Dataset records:
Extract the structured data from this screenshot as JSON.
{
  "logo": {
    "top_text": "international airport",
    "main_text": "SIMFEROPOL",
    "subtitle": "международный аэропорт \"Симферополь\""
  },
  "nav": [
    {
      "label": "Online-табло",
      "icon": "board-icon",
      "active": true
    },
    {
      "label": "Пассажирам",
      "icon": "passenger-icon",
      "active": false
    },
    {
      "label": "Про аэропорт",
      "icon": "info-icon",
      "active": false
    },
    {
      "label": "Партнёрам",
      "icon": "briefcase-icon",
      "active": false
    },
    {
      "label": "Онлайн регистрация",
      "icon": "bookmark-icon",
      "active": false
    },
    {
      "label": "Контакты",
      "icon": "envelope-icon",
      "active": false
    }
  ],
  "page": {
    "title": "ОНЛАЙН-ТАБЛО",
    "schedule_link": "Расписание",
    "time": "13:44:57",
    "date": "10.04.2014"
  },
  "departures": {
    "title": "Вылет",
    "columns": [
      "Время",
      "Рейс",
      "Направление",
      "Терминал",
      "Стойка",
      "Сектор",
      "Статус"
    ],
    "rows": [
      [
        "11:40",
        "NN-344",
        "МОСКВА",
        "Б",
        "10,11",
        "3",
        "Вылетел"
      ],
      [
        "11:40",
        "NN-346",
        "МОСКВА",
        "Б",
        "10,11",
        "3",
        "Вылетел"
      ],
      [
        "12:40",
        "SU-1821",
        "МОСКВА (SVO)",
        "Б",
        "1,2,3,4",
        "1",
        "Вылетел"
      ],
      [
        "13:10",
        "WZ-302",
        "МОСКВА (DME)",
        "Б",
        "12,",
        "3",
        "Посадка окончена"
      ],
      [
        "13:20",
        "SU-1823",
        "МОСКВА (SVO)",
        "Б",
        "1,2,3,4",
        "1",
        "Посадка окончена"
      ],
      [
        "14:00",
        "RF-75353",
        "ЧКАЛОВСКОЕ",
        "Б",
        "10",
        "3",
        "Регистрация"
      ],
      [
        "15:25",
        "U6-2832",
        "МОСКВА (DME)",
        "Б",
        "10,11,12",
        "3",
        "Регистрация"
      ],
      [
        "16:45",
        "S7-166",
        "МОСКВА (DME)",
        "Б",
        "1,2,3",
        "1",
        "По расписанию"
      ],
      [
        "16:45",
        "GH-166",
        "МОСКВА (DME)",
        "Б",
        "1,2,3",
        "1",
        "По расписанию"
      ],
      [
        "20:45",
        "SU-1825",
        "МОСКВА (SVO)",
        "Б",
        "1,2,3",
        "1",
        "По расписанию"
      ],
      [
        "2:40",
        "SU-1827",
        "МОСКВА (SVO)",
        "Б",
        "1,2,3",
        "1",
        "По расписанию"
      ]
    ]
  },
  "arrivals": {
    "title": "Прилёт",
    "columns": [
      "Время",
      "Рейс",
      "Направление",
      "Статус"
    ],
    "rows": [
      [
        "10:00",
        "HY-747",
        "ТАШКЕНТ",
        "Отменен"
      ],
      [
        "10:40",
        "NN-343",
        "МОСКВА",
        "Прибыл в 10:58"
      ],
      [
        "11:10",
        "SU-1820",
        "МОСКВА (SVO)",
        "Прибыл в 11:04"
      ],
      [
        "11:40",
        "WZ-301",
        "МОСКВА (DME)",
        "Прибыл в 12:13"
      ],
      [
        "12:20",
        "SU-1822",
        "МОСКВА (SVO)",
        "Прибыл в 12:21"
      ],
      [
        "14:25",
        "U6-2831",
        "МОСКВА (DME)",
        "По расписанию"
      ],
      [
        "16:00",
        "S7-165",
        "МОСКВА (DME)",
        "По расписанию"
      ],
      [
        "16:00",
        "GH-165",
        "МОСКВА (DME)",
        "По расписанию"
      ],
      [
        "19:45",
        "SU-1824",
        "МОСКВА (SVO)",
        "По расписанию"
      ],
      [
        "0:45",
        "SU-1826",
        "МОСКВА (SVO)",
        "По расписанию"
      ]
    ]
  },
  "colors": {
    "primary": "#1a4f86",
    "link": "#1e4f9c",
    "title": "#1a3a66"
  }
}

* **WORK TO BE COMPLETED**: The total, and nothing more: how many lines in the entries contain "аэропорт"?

* **WRITTEN SOLUTION**: 2